By: Mark Fitzgerald
Morris Publishing Group LLC said in a Securities and Exchange Commission (SEC) that it swung to a profit in 2009 even as it negotiated a prepackaged bankruptcy with lenders and revenues fell about 20%.
In the SEC, the parent of The Florida Times-Union in Jacksonville and a dozen other dailies said it needed additional time to file its required 10-K annual report for 2010 “to consider and determine the impact of Morris Publishing’s consummation of a prepackaged plan of reorganization under Chapter 11 of the Bankruptcy Code on March 1, 2010 and whether a going concern qualification is appropriate.”
In previous reports to the SEC, Morris said its auditors had expressed concerns about whether the company could continue as a going concern.
Morris said it anticipates the 10-K will report “significant declines in net operating revenues (approximately 20%) as compared to 2008, significant reductions in operating expenses (especially since a significant write-down of goodwill occurred in 2008), and positive income from continuing operations for 2009 as compared to a significant loss from continuing operations in 2008 (again, due to a significant write-down of goodwill in 2008).”
Morris emerged from bankruptcy last month under a reorganization plan that reduced its debt to approximately $107 million from $418 million. Morris swapped $100 million of new second lien secured notes due in 2014 for the cancellation of about $278.5 million of outstanding senior subordinated unsecured notes that were due in 2013.

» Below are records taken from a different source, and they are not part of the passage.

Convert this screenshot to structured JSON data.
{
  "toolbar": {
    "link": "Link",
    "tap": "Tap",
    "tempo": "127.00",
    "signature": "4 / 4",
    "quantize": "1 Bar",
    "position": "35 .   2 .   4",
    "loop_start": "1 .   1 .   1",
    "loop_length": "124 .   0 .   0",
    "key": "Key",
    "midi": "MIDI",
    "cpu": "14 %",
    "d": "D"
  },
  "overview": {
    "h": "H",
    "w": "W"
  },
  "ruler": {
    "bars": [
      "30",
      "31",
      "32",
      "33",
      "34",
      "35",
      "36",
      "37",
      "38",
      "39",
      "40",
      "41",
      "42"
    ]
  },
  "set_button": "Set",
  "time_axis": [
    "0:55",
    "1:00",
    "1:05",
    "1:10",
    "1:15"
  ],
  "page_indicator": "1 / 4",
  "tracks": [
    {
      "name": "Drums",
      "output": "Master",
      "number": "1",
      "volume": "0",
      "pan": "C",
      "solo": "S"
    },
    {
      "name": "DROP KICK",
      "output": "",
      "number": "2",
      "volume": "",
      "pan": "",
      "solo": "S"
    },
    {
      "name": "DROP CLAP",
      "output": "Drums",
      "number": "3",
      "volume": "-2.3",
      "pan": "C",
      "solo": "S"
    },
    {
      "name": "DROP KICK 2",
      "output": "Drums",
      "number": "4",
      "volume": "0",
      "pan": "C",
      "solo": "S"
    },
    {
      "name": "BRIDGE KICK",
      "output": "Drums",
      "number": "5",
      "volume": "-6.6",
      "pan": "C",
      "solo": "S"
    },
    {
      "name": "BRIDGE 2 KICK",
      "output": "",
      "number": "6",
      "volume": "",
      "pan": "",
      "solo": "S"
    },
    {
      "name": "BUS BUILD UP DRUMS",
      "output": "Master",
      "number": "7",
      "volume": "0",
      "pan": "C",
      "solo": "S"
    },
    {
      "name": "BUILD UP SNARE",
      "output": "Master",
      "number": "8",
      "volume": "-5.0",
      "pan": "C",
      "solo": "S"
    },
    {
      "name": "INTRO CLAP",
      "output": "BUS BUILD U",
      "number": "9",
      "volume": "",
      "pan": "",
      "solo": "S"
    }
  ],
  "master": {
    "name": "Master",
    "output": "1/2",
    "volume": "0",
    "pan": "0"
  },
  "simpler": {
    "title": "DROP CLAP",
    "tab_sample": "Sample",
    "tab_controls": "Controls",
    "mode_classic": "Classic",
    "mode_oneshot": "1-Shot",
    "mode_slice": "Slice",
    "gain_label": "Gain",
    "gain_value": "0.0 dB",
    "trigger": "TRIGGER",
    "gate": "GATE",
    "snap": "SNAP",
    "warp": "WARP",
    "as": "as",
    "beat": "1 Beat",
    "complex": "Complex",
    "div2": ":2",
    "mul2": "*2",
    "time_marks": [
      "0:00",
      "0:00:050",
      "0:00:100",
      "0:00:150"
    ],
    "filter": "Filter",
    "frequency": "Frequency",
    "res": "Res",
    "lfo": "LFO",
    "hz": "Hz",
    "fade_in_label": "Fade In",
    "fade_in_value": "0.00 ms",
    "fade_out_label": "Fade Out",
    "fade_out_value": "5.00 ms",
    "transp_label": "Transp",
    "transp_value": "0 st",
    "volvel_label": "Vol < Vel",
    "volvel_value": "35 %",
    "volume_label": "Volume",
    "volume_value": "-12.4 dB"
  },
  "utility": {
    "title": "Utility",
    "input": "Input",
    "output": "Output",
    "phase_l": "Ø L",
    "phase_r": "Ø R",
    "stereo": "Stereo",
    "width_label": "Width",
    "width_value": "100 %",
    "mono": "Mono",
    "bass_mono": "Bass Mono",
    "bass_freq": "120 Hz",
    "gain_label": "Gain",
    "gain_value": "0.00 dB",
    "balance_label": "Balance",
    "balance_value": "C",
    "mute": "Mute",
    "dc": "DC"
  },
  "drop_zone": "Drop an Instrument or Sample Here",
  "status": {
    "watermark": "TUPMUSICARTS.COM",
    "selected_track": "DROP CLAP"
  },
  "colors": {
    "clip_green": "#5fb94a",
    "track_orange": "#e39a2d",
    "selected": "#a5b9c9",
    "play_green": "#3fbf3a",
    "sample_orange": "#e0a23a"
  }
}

At the same time, entities owned and controlled by the Morris family made a capital contribution of approximately $85 million and paid down intercompany debt amounting to about $25 million. The effect was to cancel about $110 million of Morris Publishing’s senior secured debt.